"Aware that people are looking for answers and solutions to the turmoil of our times regarding accusations of sexual abuse by clergy and Church members, I realized all I could say was (that) we have to keep turning it back to Jesus, we have to bring it to Him," Father Quinlivan explained, shortly before the premier. "I started to prepare for Lent and doing Stations of the Cross, I thought that maybe I could compose a set of Stations of the Cross for the Suffering Church to bring it to the cross, to bring it to Christ and His cross, and ask for His help as we pass through this time."
At the parish, a dozen of the faithful, led by three servers, moved through all 14 stations, while another 50 or so prayed in the pews. They reflected on Jesus falling and being entombed, while Father Quinlivan compared Jesus situation to the what the faithful of the Buffalo Diocese and dioceses across the world are experiencing 2,000 years later. Short musical verses for each station accompanied the reflections.
"Spoken word has a power, and sung words, lyrics, also seem to lend themselves to meditation, contemplation and prayer as well," Father Quinlivan said.
Father Quinlivan, who has written a book and recorded several of his own musical compositions, said it took about a month to write the new work, sitting down, pen in hand, a couple times each week.
"I tried to do it slowly and not hurry through," he said. "I gave it the time that I thought it needed to be thorough, recognizing what we need Christ to do for us in this time of scandal and the need for healing."
He has gone back to polish his words more than he usually does, understanding the sensitive subject matter he is dealing with.
"I didn't want to gloss over it. 'Let's pray for the suffering Church,' and not mention anything in particular," he said. "It's not graphic or offensive language, but the topic is a painful one for everyone to ponder."
In talking about the abuse crisis with priests as well as parishioners, Father Quinlivan has noticed the reactions mimic the stages of grief from denial to acceptance.
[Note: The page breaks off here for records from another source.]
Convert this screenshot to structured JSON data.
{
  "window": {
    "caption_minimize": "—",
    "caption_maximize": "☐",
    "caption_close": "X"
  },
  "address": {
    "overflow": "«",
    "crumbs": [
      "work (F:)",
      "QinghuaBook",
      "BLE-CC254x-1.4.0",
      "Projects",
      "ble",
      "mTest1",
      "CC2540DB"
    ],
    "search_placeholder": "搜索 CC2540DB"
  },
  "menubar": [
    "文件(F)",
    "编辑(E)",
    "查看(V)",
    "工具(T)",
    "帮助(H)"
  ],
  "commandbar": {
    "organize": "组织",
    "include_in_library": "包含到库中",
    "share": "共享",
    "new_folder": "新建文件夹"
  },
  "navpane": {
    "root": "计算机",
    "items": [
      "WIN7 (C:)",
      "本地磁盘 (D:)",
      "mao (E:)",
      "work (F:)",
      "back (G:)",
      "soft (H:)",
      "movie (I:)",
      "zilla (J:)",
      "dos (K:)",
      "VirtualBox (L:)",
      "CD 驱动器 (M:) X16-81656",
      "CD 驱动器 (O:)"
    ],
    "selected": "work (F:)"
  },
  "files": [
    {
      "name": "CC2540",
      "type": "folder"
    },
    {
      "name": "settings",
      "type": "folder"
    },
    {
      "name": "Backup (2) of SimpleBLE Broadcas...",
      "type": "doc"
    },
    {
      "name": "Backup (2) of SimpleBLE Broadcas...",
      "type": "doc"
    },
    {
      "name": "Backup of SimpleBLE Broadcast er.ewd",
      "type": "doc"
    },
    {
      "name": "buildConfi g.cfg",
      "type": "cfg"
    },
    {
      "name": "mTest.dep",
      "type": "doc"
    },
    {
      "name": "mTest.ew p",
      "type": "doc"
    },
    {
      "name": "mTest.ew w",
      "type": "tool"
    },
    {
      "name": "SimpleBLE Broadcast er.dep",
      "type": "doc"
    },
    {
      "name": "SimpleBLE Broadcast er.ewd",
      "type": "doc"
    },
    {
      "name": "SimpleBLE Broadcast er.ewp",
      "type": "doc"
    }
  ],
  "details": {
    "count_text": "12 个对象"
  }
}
"It has certainly affected not only the Church in Buffalo, but through out the world. So, we're needing to turn to the Lord to assist us and guide us," he said.
Just as the Stations end with Jesus in the tomb waiting for resurrection, the Diocese of Buffalo is waiting for a renewal of the Church.
"I particularly feel a desire to be a part of the renewal of the priesthood as a result of this," Father Quinlivan said. "I think spreading the message of Divine Mercy for most of my priesthood has certainly colored or influenced my response to try and keep in mind that everybody needs God's mercy."
The debut seemed to be well received.
"Great. Wonderful," said Martin Kennedy who came with his wife, Mary, from St. Martin of Tours. "I thought it was very prayerful, very significant."
"The music was very moving. It was definitely very personal, spiritual," added Mary Kennedy.
Maureen English, who graduated from St. Thomas School and now attends St. Martin's Parish, said, "It's the most powerful I've ever seen. I've been to a lot of (station devotions), but this was the most powerful I have ever been to. It almost brings you to tears. The passion was just so real."